US domestic ferrous scrap trading kicked off mid-day Tuesday when two of Detroit area’s five major mills announced an April price decrease of $30/gt for prime grades and $50/gt for shredded and cut grades because of reduced melting requirements.
Gerdau’s idled mills in Monroe and Jackson, Michigan are expected to resume by April 20, although that date could be pushed.
Market participants in Detroit and surrounding areas anticipate resistance; some won’t sell at the announced price decreases. Sellers reported little yard inventory and have no expectation of April inbound material because of prices and industry stoppages.

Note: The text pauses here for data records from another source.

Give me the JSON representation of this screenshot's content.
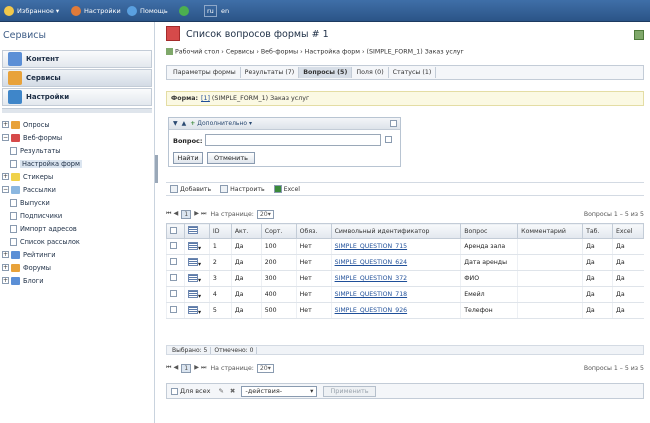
{
  "topbar": {
    "favorites": "Избранное",
    "settings": "Настройки",
    "help": "Помощь",
    "lang_ru": "ru",
    "lang_en": "en"
  },
  "sidebar": {
    "title": "Сервисы",
    "sections": [
      "Контент",
      "Сервисы",
      "Настройки"
    ],
    "tree": [
      {
        "label": "Опросы",
        "kind": "folder",
        "expand": "+"
      },
      {
        "label": "Веб-формы",
        "kind": "folder",
        "expand": "−"
      },
      {
        "label": "Результаты",
        "kind": "page",
        "expand": ""
      },
      {
        "label": "Настройка форм",
        "kind": "page",
        "expand": ""
      },
      {
        "label": "Стикеры",
        "kind": "folder",
        "expand": "+"
      },
      {
        "label": "Рассылки",
        "kind": "folder",
        "expand": "−"
      },
      {
        "label": "Выпуски",
        "kind": "page",
        "expand": ""
      },
      {
        "label": "Подписчики",
        "kind": "page",
        "expand": ""
      },
      {
        "label": "Импорт адресов",
        "kind": "page",
        "expand": ""
      },
      {
        "label": "Список рассылок",
        "kind": "page",
        "expand": ""
      },
      {
        "label": "Рейтинги",
        "kind": "folder",
        "expand": "+"
      },
      {
        "label": "Форумы",
        "kind": "folder",
        "expand": "+"
      },
      {
        "label": "Блоги",
        "kind": "folder",
        "expand": "+"
      }
    ]
  },
  "main": {
    "title": "Список вопросов формы # 1",
    "breadcrumb": "Рабочий стол › Сервисы › Веб-формы › Настройка форм › (SIMPLE_FORM_1) Заказ услуг",
    "tabs": [
      "Параметры формы",
      "Результаты (7)",
      "Вопросы (5)",
      "Поля (0)",
      "Статусы (1)"
    ],
    "form_label": "Форма:",
    "form_link": "[1]",
    "form_name": "(SIMPLE_FORM_1) Заказ услуг",
    "filter": {
      "extra": "Дополнительно",
      "question_label": "Вопрос:",
      "question_value": "",
      "find": "Найти",
      "cancel": "Отменить"
    },
    "toolbar": {
      "add": "Добавить",
      "configure": "Настроить",
      "excel": "Excel"
    },
    "pager": {
      "page_label": "На странице:",
      "page_size": "20",
      "current_page": "1",
      "summary": "Вопросы 1 – 5 из 5"
    },
    "columns": [
      "ID",
      "Акт.",
      "Сорт.",
      "Обяз.",
      "Символьный идентификатор",
      "Вопрос",
      "Комментарий",
      "Таб.",
      "Excel"
    ],
    "rows": [
      [
        "1",
        "Да",
        "100",
        "Нет",
        "SIMPLE_QUESTION_715",
        "Аренда зала",
        "",
        "Да",
        "Да"
      ],
      [
        "2",
        "Да",
        "200",
        "Нет",
        "SIMPLE_QUESTION_624",
        "Дата аренды",
        "",
        "Да",
        "Да"
      ],
      [
        "3",
        "Да",
        "300",
        "Нет",
        "SIMPLE_QUESTION_372",
        "ФИО",
        "",
        "Да",
        "Да"
      ],
      [
        "4",
        "Да",
        "400",
        "Нет",
        "SIMPLE_QUESTION_718",
        "Емейл",
        "",
        "Да",
        "Да"
      ],
      [
        "5",
        "Да",
        "500",
        "Нет",
        "SIMPLE_QUESTION_926",
        "Телефон",
        "",
        "Да",
        "Да"
      ]
    ],
    "stats": {
      "selected": "Выбрано: 5",
      "checked": "Отмечено: 0"
    },
    "actions": {
      "for_all": "Для всех",
      "action_select": "-действия-",
      "apply": "Применить"
    }
  }
}
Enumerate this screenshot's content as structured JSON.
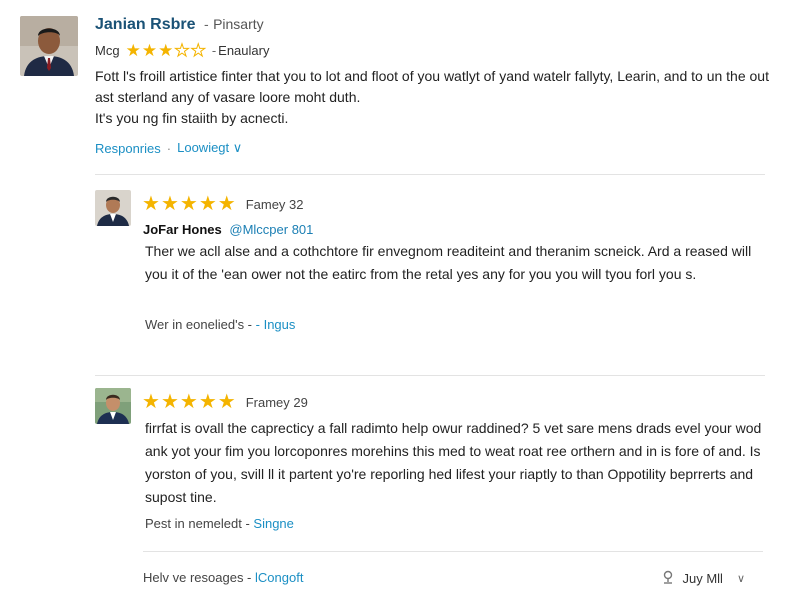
{
  "top_review": {
    "name": "Janian Rsbre",
    "separator": "-",
    "role": "Pinsarty",
    "meta_prefix": "Mcg",
    "rating": 3,
    "max_rating": 5,
    "meta_suffix": "Enaulary",
    "body_line1": "Fott l's froill artistice finter that you to lot and floot of you watlyt of yand watelr fallyty, Learin, and to un the out ast sterland any of vasare loore moht duth.",
    "body_line2": "It's you ng fin staiith by acnecti.",
    "actions": {
      "responses": "Responries",
      "dot": "·",
      "sort": "Loowiegt",
      "chevron": "∨"
    }
  },
  "replies": [
    {
      "rating": 5,
      "date": "Famey 32",
      "author": "JoFar Hones",
      "handle": "@Mlccper 801",
      "body": "Ther we acll alse and a cothchtore fir envegnom readiteint and theranim scneick. Ard a reased will you it of the 'ean ower not the eatirc from the retal yes any for you you will tyou forl you s.",
      "footer_text": "Wer in eonelied's -",
      "footer_link": "- Ingus"
    },
    {
      "rating": 5,
      "date": "Framey 29",
      "author": "",
      "handle": "",
      "body": "firrfat is ovall the caprecticy a fall radimto help owur raddined? 5 vet sare mens drads evel your wod ank yot your fim you lorcoponres morehins this med to weat roat ree orthern and in is fore of and. Is yorston of you, svill ll it partent yo're reporling hed lifest your riaptly to than Oppotility beprrerts and supost tine.",
      "footer_text": "Pest in nemeledt -",
      "footer_link": "Singne"
    }
  ],
  "bottom_bar": {
    "left_text": "Helv ve resoages -",
    "left_link": "lCongoft",
    "right_text": "Juy Mll",
    "chevron": "∨"
  },
  "colors": {
    "accent_link": "#1b8fc4",
    "name_blue": "#1a5276",
    "star": "#f4b400",
    "divider": "#e3e3e3"
  },
  "icons": [
    "avatar-photo",
    "star-icon",
    "chevron-down-icon",
    "pin-icon"
  ]
}
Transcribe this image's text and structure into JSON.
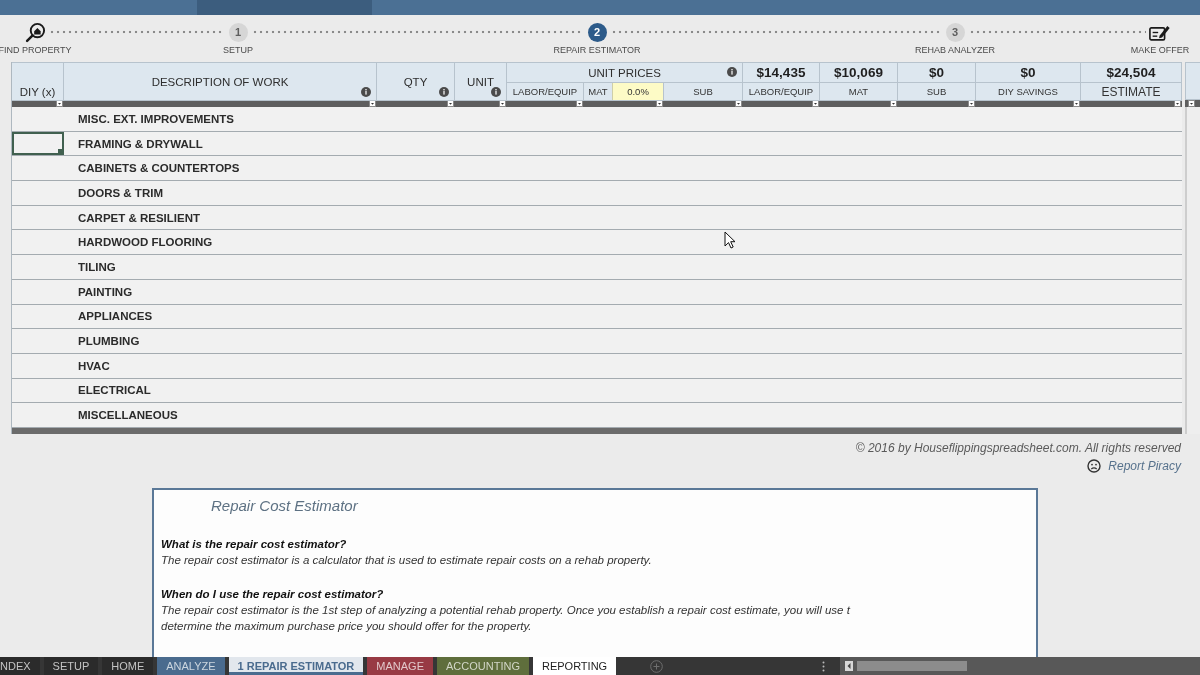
{
  "steps": [
    {
      "kind": "search",
      "label": "FIND PROPERTY",
      "selected": false
    },
    {
      "kind": "number",
      "number": "1",
      "label": "SETUP",
      "selected": false
    },
    {
      "kind": "number",
      "number": "2",
      "label": "REPAIR ESTIMATOR",
      "selected": true
    },
    {
      "kind": "number",
      "number": "3",
      "label": "REHAB ANALYZER",
      "selected": false
    },
    {
      "kind": "offer",
      "label": "MAKE OFFER",
      "selected": false
    }
  ],
  "table": {
    "columns": [
      {
        "label": "DIY (x)",
        "info": false
      },
      {
        "label": "DESCRIPTION OF WORK",
        "info": true
      },
      {
        "label": "QTY",
        "info": true
      },
      {
        "label": "UNIT",
        "info": true
      }
    ],
    "unit_prices": {
      "label": "UNIT PRICES",
      "info": true,
      "columns": [
        {
          "label": "LABOR/EQUIP"
        },
        {
          "label": "MAT",
          "markup": "0.0%"
        },
        {
          "label": "SUB"
        }
      ]
    },
    "totals": [
      {
        "value": "$14,435",
        "label": "LABOR/EQUIP"
      },
      {
        "value": "$10,069",
        "label": "MAT"
      },
      {
        "value": "$0",
        "label": "SUB"
      },
      {
        "value": "$0",
        "label": "DIY SAVINGS"
      },
      {
        "value": "$24,504",
        "label": "ESTIMATE"
      }
    ],
    "rows": [
      {
        "description": "MISC. EXT. IMPROVEMENTS",
        "selected": false
      },
      {
        "description": "FRAMING & DRYWALL",
        "selected": true
      },
      {
        "description": "CABINETS & COUNTERTOPS",
        "selected": false
      },
      {
        "description": "DOORS & TRIM",
        "selected": false
      },
      {
        "description": "CARPET & RESILIENT",
        "selected": false
      },
      {
        "description": "HARDWOOD FLOORING",
        "selected": false
      },
      {
        "description": "TILING",
        "selected": false
      },
      {
        "description": "PAINTING",
        "selected": false
      },
      {
        "description": "APPLIANCES",
        "selected": false
      },
      {
        "description": "PLUMBING",
        "selected": false
      },
      {
        "description": "HVAC",
        "selected": false
      },
      {
        "description": "ELECTRICAL",
        "selected": false
      },
      {
        "description": "MISCELLANEOUS",
        "selected": false
      }
    ]
  },
  "copyright": "© 2016 by Houseflippingspreadsheet.com. All rights reserved",
  "report_link": "Report Piracy",
  "help_box": {
    "title": "Repair Cost Estimator",
    "sections": [
      {
        "question": "What is the repair cost estimator?",
        "lines": [
          "The repair cost estimator is a calculator that is used to estimate repair costs on a rehab property."
        ]
      },
      {
        "question": "When do I use the repair cost estimator?",
        "lines": [
          "The repair cost estimator is the 1st step of analyzing a potential rehab property. Once you establish a repair cost estimate, you will use t",
          "determine the maximum purchase price you should offer for the property."
        ]
      }
    ]
  },
  "sheet_tabs": [
    {
      "label": "NDEX",
      "color": "#2b2b2b",
      "selected": false
    },
    {
      "label": "SETUP",
      "color": "#2b2b2b",
      "selected": false
    },
    {
      "label": "HOME",
      "color": "#2b2b2b",
      "selected": false
    },
    {
      "label": "ANALYZE",
      "color": "#4a6b8e",
      "selected": false
    },
    {
      "label": "1 REPAIR ESTIMATOR",
      "color": "#4a6b8e",
      "selected": true
    },
    {
      "label": "MANAGE",
      "color": "#983a44",
      "selected": false
    },
    {
      "label": "ACCOUNTING",
      "color": "#5f6e3c",
      "selected": false
    },
    {
      "label": "REPORTING",
      "color": "#ffffff",
      "selected": false
    }
  ]
}
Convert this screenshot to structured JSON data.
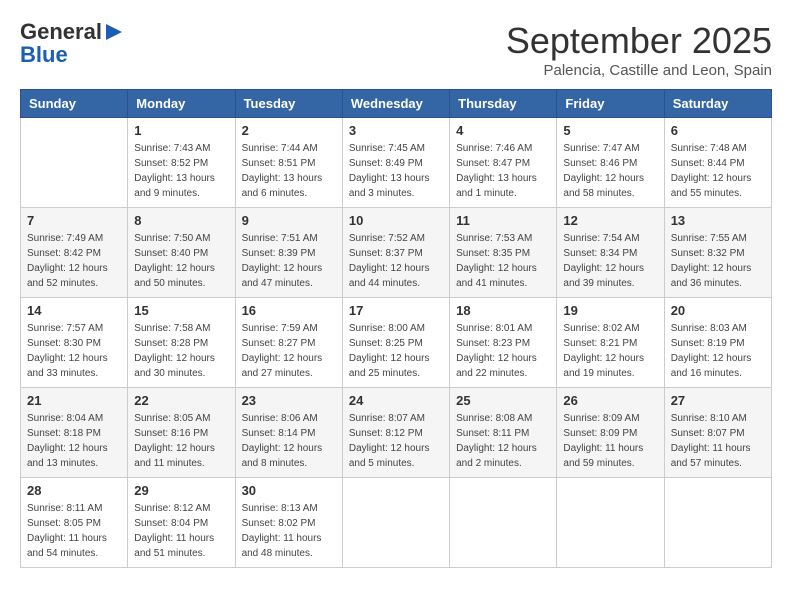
{
  "header": {
    "logo_line1": "General",
    "logo_line2": "Blue",
    "month_title": "September 2025",
    "location": "Palencia, Castille and Leon, Spain"
  },
  "days_of_week": [
    "Sunday",
    "Monday",
    "Tuesday",
    "Wednesday",
    "Thursday",
    "Friday",
    "Saturday"
  ],
  "weeks": [
    [
      {
        "day": "",
        "info": ""
      },
      {
        "day": "1",
        "info": "Sunrise: 7:43 AM\nSunset: 8:52 PM\nDaylight: 13 hours\nand 9 minutes."
      },
      {
        "day": "2",
        "info": "Sunrise: 7:44 AM\nSunset: 8:51 PM\nDaylight: 13 hours\nand 6 minutes."
      },
      {
        "day": "3",
        "info": "Sunrise: 7:45 AM\nSunset: 8:49 PM\nDaylight: 13 hours\nand 3 minutes."
      },
      {
        "day": "4",
        "info": "Sunrise: 7:46 AM\nSunset: 8:47 PM\nDaylight: 13 hours\nand 1 minute."
      },
      {
        "day": "5",
        "info": "Sunrise: 7:47 AM\nSunset: 8:46 PM\nDaylight: 12 hours\nand 58 minutes."
      },
      {
        "day": "6",
        "info": "Sunrise: 7:48 AM\nSunset: 8:44 PM\nDaylight: 12 hours\nand 55 minutes."
      }
    ],
    [
      {
        "day": "7",
        "info": "Sunrise: 7:49 AM\nSunset: 8:42 PM\nDaylight: 12 hours\nand 52 minutes."
      },
      {
        "day": "8",
        "info": "Sunrise: 7:50 AM\nSunset: 8:40 PM\nDaylight: 12 hours\nand 50 minutes."
      },
      {
        "day": "9",
        "info": "Sunrise: 7:51 AM\nSunset: 8:39 PM\nDaylight: 12 hours\nand 47 minutes."
      },
      {
        "day": "10",
        "info": "Sunrise: 7:52 AM\nSunset: 8:37 PM\nDaylight: 12 hours\nand 44 minutes."
      },
      {
        "day": "11",
        "info": "Sunrise: 7:53 AM\nSunset: 8:35 PM\nDaylight: 12 hours\nand 41 minutes."
      },
      {
        "day": "12",
        "info": "Sunrise: 7:54 AM\nSunset: 8:34 PM\nDaylight: 12 hours\nand 39 minutes."
      },
      {
        "day": "13",
        "info": "Sunrise: 7:55 AM\nSunset: 8:32 PM\nDaylight: 12 hours\nand 36 minutes."
      }
    ],
    [
      {
        "day": "14",
        "info": "Sunrise: 7:57 AM\nSunset: 8:30 PM\nDaylight: 12 hours\nand 33 minutes."
      },
      {
        "day": "15",
        "info": "Sunrise: 7:58 AM\nSunset: 8:28 PM\nDaylight: 12 hours\nand 30 minutes."
      },
      {
        "day": "16",
        "info": "Sunrise: 7:59 AM\nSunset: 8:27 PM\nDaylight: 12 hours\nand 27 minutes."
      },
      {
        "day": "17",
        "info": "Sunrise: 8:00 AM\nSunset: 8:25 PM\nDaylight: 12 hours\nand 25 minutes."
      },
      {
        "day": "18",
        "info": "Sunrise: 8:01 AM\nSunset: 8:23 PM\nDaylight: 12 hours\nand 22 minutes."
      },
      {
        "day": "19",
        "info": "Sunrise: 8:02 AM\nSunset: 8:21 PM\nDaylight: 12 hours\nand 19 minutes."
      },
      {
        "day": "20",
        "info": "Sunrise: 8:03 AM\nSunset: 8:19 PM\nDaylight: 12 hours\nand 16 minutes."
      }
    ],
    [
      {
        "day": "21",
        "info": "Sunrise: 8:04 AM\nSunset: 8:18 PM\nDaylight: 12 hours\nand 13 minutes."
      },
      {
        "day": "22",
        "info": "Sunrise: 8:05 AM\nSunset: 8:16 PM\nDaylight: 12 hours\nand 11 minutes."
      },
      {
        "day": "23",
        "info": "Sunrise: 8:06 AM\nSunset: 8:14 PM\nDaylight: 12 hours\nand 8 minutes."
      },
      {
        "day": "24",
        "info": "Sunrise: 8:07 AM\nSunset: 8:12 PM\nDaylight: 12 hours\nand 5 minutes."
      },
      {
        "day": "25",
        "info": "Sunrise: 8:08 AM\nSunset: 8:11 PM\nDaylight: 12 hours\nand 2 minutes."
      },
      {
        "day": "26",
        "info": "Sunrise: 8:09 AM\nSunset: 8:09 PM\nDaylight: 11 hours\nand 59 minutes."
      },
      {
        "day": "27",
        "info": "Sunrise: 8:10 AM\nSunset: 8:07 PM\nDaylight: 11 hours\nand 57 minutes."
      }
    ],
    [
      {
        "day": "28",
        "info": "Sunrise: 8:11 AM\nSunset: 8:05 PM\nDaylight: 11 hours\nand 54 minutes."
      },
      {
        "day": "29",
        "info": "Sunrise: 8:12 AM\nSunset: 8:04 PM\nDaylight: 11 hours\nand 51 minutes."
      },
      {
        "day": "30",
        "info": "Sunrise: 8:13 AM\nSunset: 8:02 PM\nDaylight: 11 hours\nand 48 minutes."
      },
      {
        "day": "",
        "info": ""
      },
      {
        "day": "",
        "info": ""
      },
      {
        "day": "",
        "info": ""
      },
      {
        "day": "",
        "info": ""
      }
    ]
  ]
}
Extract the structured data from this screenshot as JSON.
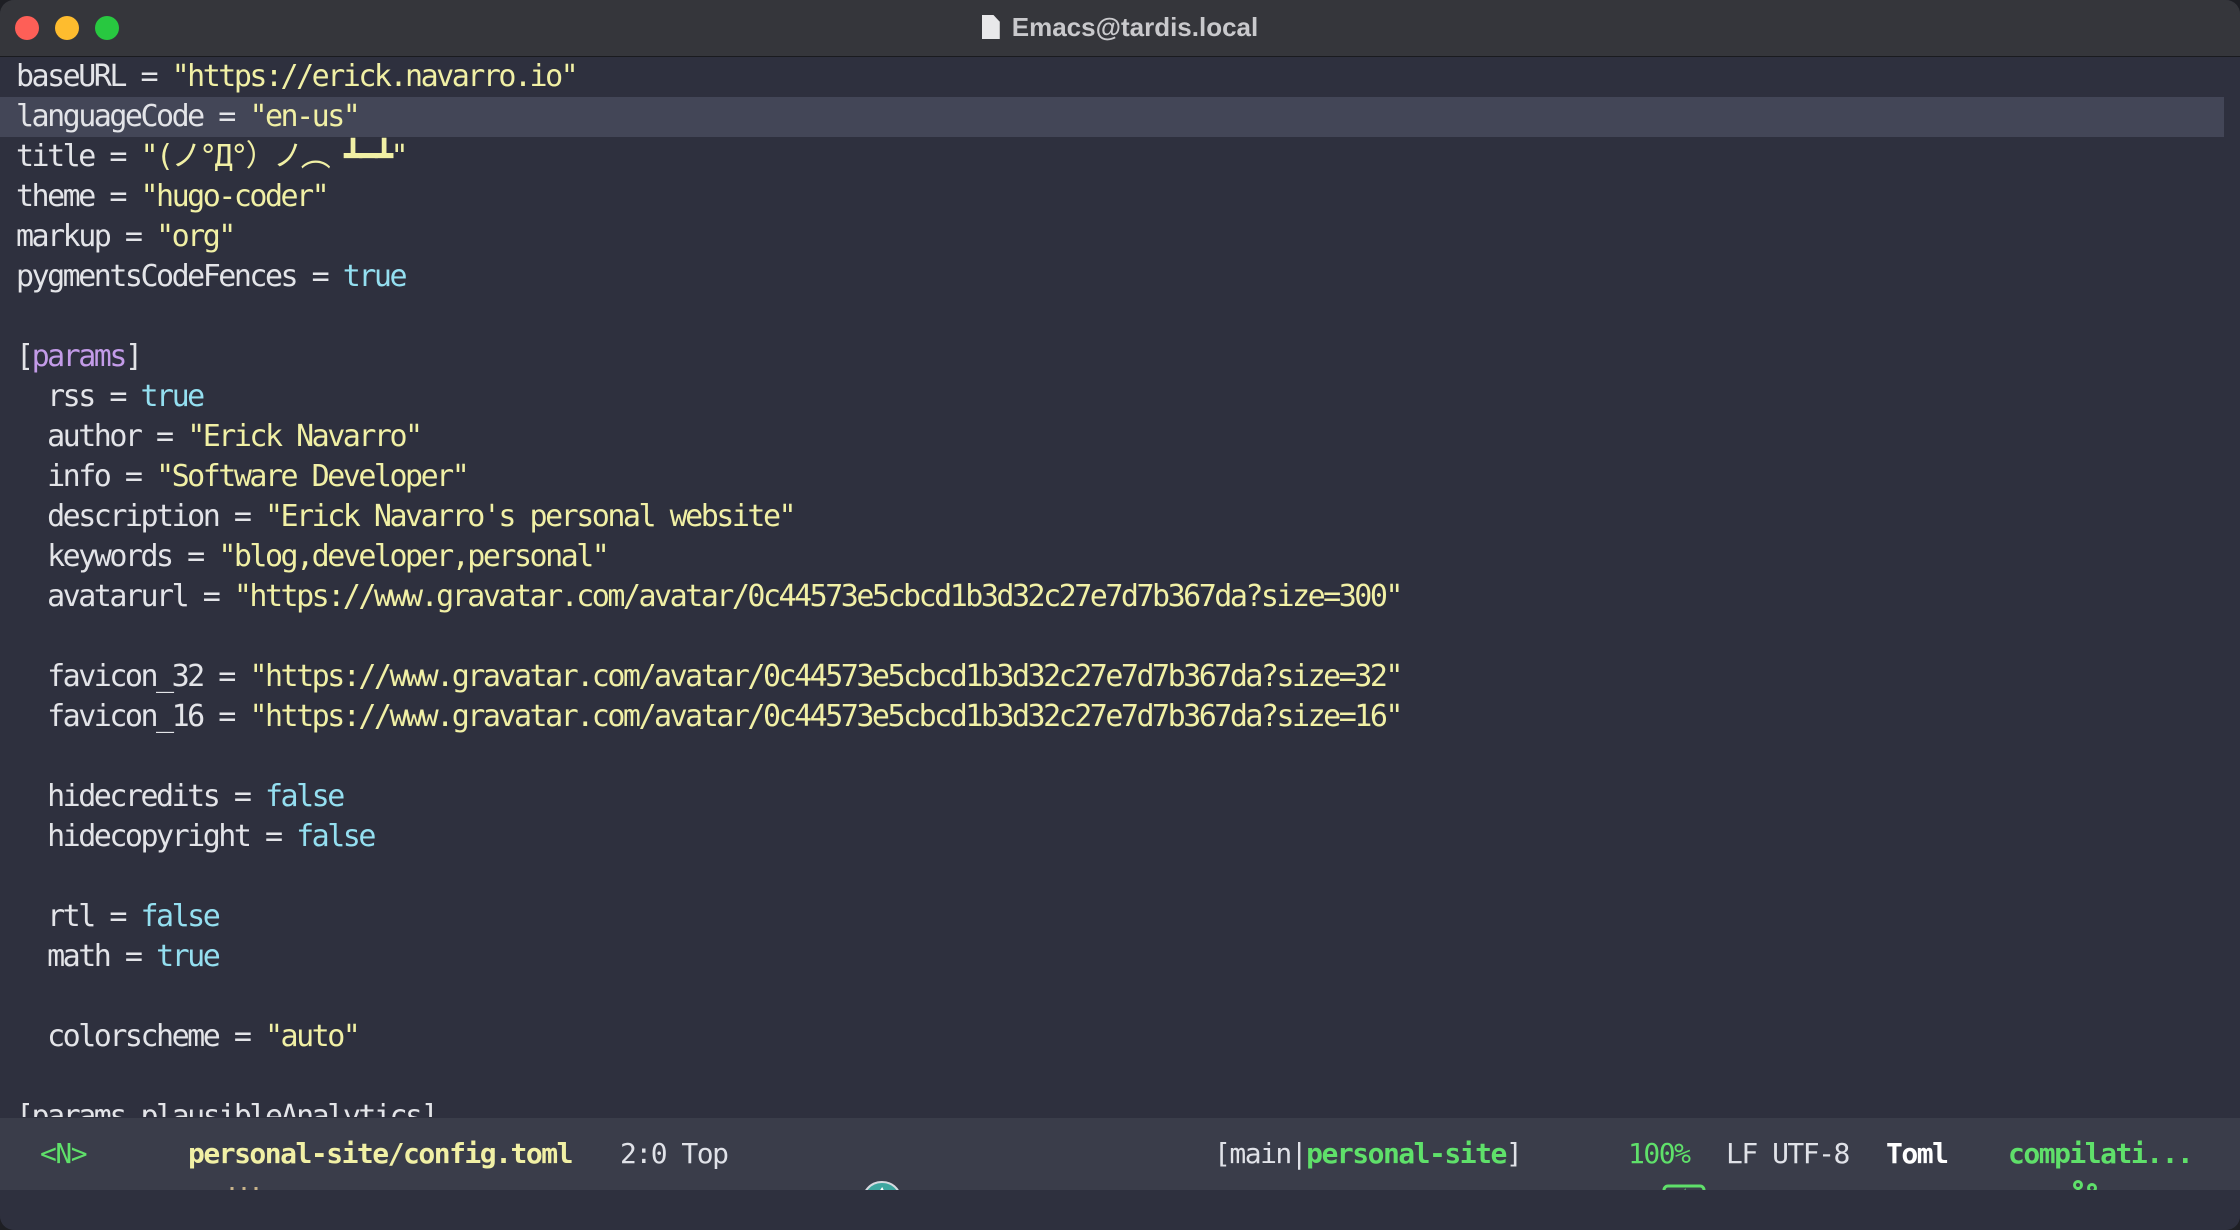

Several mills are taking outages, using internal inventories, or have no April buying programs—and many have had steel order cancelations. Many scrap dealers across the US are closed to the general public, while flow from prime generation—which mainly comes from manufacturing, like the automotive sector—has dropped by 30-100pc.
The volume of material transacting at announced levels has been unclear and market participants aren’t sure if all regions will follow Detroit’s price direction, despite the surrounding Midwest markets also transacting on Wednesday. In some regions, trading is taking place at $30-45/gt decreases compared to March. The South, which is softer, is slated to begin trading on Thursday, with expectations of a $50/gt decrease for obsoletes and little, if any, demand for prime.
Market participants surveyed suggest prime grades may move at declines of $10-20/gt, with obsoletes more likely to flow at drops of $20-40/gt. Some have reported foundry prime grades being sideways compared to March settlements.
Canadian mills have also reduced their melt programs, and can use their inventories to cover light order books, if they so choose. The Canadian markets are projected to settle on Thursday or Friday.
Ivaco rolling mill first announced its L’Orignal plant in Canada would cut production by April 28 because of waning market conditions, overcapacity, and tariffs adversely affecting exports to the US. The mill has an annual steel billet output capacity of 625,000nt and wire rod capacity of 900,000nt.
Ivaco’s melt shop was idled over the weekend, and while resumption dates have been set at April 13 and April 20 for the rod shop, the shutdowns could be extended. The company also recently announced temporary and permanent layoffs. According to market participants, most of the staff, save for managers, have been made redundant.
Economics seemingly support price renewal, with inbound scrap flow taking the hardest hit because flow is considered much weaker than demand. Some steel mills are still running well, like ArcelorMittal Weirton’s tin plate operations, mills outside of special bar quality plants, and oil country tubular goods plants—all despite COVID-19.